#### Given information

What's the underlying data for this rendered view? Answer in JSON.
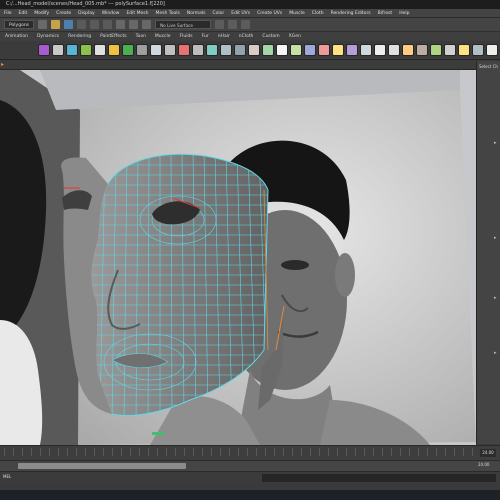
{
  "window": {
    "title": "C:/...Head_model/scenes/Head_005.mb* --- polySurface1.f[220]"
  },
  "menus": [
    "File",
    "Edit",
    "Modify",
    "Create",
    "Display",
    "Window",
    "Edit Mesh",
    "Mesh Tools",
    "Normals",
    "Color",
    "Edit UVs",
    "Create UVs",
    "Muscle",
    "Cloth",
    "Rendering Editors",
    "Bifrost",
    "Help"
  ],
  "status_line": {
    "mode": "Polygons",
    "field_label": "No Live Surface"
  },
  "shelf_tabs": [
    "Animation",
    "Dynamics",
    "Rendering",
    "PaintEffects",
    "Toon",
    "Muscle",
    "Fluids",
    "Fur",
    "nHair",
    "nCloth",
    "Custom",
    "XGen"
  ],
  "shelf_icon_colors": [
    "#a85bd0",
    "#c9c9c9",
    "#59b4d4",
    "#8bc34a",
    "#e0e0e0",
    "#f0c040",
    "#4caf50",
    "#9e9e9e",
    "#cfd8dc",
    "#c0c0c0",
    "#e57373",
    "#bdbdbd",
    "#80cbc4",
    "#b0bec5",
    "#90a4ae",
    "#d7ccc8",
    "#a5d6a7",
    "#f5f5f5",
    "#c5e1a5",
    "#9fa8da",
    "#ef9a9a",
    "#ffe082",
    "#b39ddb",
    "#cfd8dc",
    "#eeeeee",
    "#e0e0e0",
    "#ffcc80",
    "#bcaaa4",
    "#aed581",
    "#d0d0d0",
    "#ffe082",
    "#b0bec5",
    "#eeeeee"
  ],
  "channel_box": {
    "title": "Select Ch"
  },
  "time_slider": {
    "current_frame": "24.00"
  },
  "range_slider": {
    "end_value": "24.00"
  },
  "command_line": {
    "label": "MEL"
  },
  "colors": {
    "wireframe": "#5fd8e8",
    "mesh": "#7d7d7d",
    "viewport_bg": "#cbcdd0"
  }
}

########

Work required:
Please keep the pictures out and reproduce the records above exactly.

Result below:
What's the underlying data for this rendered view? Answer in JSON.
{
  "window": {
    "title": "C:/...Head_model/scenes/Head_005.mb* --- polySurface1.f[220]"
  },
  "menus": [
    "File",
    "Edit",
    "Modify",
    "Create",
    "Display",
    "Window",
    "Edit Mesh",
    "Mesh Tools",
    "Normals",
    "Color",
    "Edit UVs",
    "Create UVs",
    "Muscle",
    "Cloth",
    "Rendering Editors",
    "Bifrost",
    "Help"
  ],
  "status_line": {
    "mode": "Polygons",
    "field_label": "No Live Surface"
  },
  "shelf_tabs": [
    "Animation",
    "Dynamics",
    "Rendering",
    "PaintEffects",
    "Toon",
    "Muscle",
    "Fluids",
    "Fur",
    "nHair",
    "nCloth",
    "Custom",
    "XGen"
  ],
  "shelf_icon_colors": [
    "#a85bd0",
    "#c9c9c9",
    "#59b4d4",
    "#8bc34a",
    "#e0e0e0",
    "#f0c040",
    "#4caf50",
    "#9e9e9e",
    "#cfd8dc",
    "#c0c0c0",
    "#e57373",
    "#bdbdbd",
    "#80cbc4",
    "#b0bec5",
    "#90a4ae",
    "#d7ccc8",
    "#a5d6a7",
    "#f5f5f5",
    "#c5e1a5",
    "#9fa8da",
    "#ef9a9a",
    "#ffe082",
    "#b39ddb",
    "#cfd8dc",
    "#eeeeee",
    "#e0e0e0",
    "#ffcc80",
    "#bcaaa4",
    "#aed581",
    "#d0d0d0",
    "#ffe082",
    "#b0bec5",
    "#eeeeee"
  ],
  "channel_box": {
    "title": "Select Ch"
  },
  "time_slider": {
    "current_frame": "24.00"
  },
  "range_slider": {
    "end_value": "24.00"
  },
  "command_line": {
    "label": "MEL"
  },
  "colors": {
    "wireframe": "#5fd8e8",
    "mesh": "#7d7d7d",
    "viewport_bg": "#cbcdd0"
  }
}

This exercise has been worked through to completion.